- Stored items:
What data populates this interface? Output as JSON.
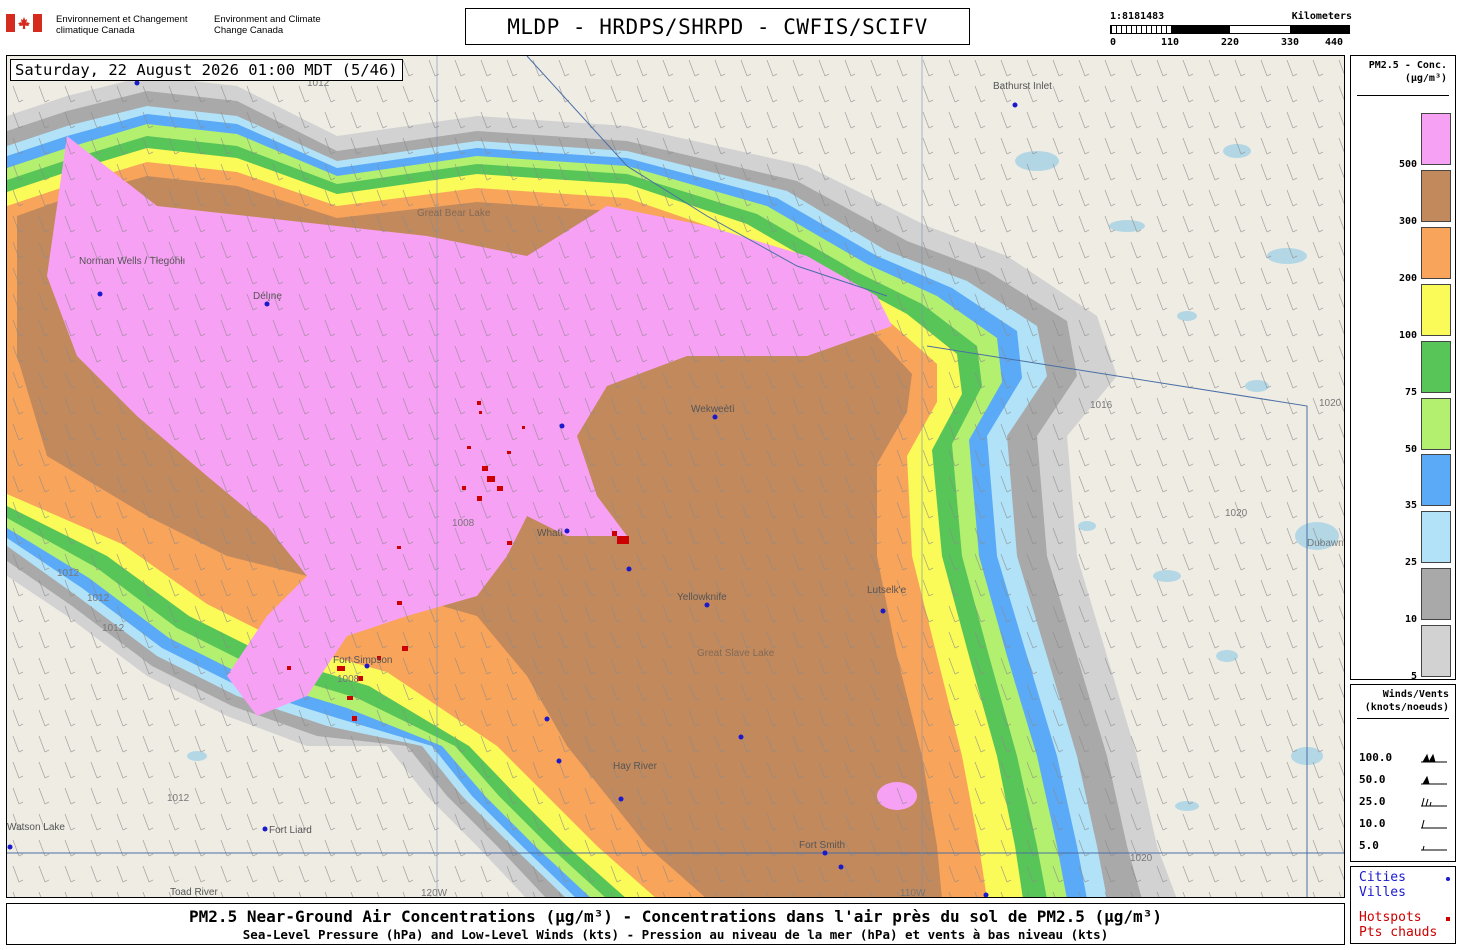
{
  "header": {
    "agency_fr": "Environnement et Changement climatique Canada",
    "agency_en": "Environment and Climate Change Canada",
    "title": "MLDP - HRDPS/SHRPD - CWFIS/SCIFV"
  },
  "scale": {
    "ratio": "1:8181483",
    "unit": "Kilometers",
    "ticks": [
      "0",
      "110",
      "220",
      "330",
      "440"
    ]
  },
  "map": {
    "timestamp": "Saturday, 22 August 2026 01:00 MDT (5/46)",
    "places": [
      {
        "name": "Bathurst Inlet"
      },
      {
        "name": "Norman Wells / Tłegóhłı"
      },
      {
        "name": "Délı̨nę"
      },
      {
        "name": "Great Bear Lake"
      },
      {
        "name": "Wekweètì"
      },
      {
        "name": "Whatì"
      },
      {
        "name": "Yellowknife"
      },
      {
        "name": "Fort Simpson"
      },
      {
        "name": "Lutselk'e"
      },
      {
        "name": "Hay River"
      },
      {
        "name": "Fort Liard"
      },
      {
        "name": "Fort Smith"
      },
      {
        "name": "Toad River"
      },
      {
        "name": "Dubawnt Lake"
      },
      {
        "name": "Watson Lake"
      },
      {
        "name": "Great Slave Lake"
      }
    ],
    "isobars": [
      "1008",
      "1012",
      "1016",
      "1020"
    ],
    "meridians": [
      "120W",
      "110W"
    ]
  },
  "legend": {
    "title": "PM2.5 - Conc. (µg/m³)",
    "bins": [
      {
        "label": "500",
        "color": "#f7a1f4"
      },
      {
        "label": "300",
        "color": "#c2895c"
      },
      {
        "label": "200",
        "color": "#f9a45b"
      },
      {
        "label": "100",
        "color": "#fafa59"
      },
      {
        "label": "75",
        "color": "#58c558"
      },
      {
        "label": "50",
        "color": "#b3f06f"
      },
      {
        "label": "35",
        "color": "#5aaaf7"
      },
      {
        "label": "25",
        "color": "#b2e2f8"
      },
      {
        "label": "10",
        "color": "#a9a9a9"
      },
      {
        "label": "5",
        "color": "#d2d2d2"
      }
    ]
  },
  "winds": {
    "title": "Winds/Vents (knots/noeuds)",
    "rows": [
      "100.0",
      "50.0",
      "25.0",
      "10.0",
      "5.0"
    ]
  },
  "cities_legend": {
    "cities_en": "Cities",
    "cities_fr": "Villes",
    "city_color": "#1a1acc",
    "hotspots_en": "Hotspots",
    "hotspots_fr": "Pts chauds",
    "hotspot_color": "#cc0000"
  },
  "footer": {
    "line1": "PM2.5 Near-Ground Air Concentrations (µg/m³) - Concentrations dans l'air près du sol de PM2.5 (µg/m³)",
    "line2": "Sea-Level Pressure (hPa) and Low-Level Winds (kts) - Pression au niveau de la mer (hPa) et vents à bas niveau (kts)"
  }
}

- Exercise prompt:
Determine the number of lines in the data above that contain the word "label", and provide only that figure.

- Solution to the exercise:
10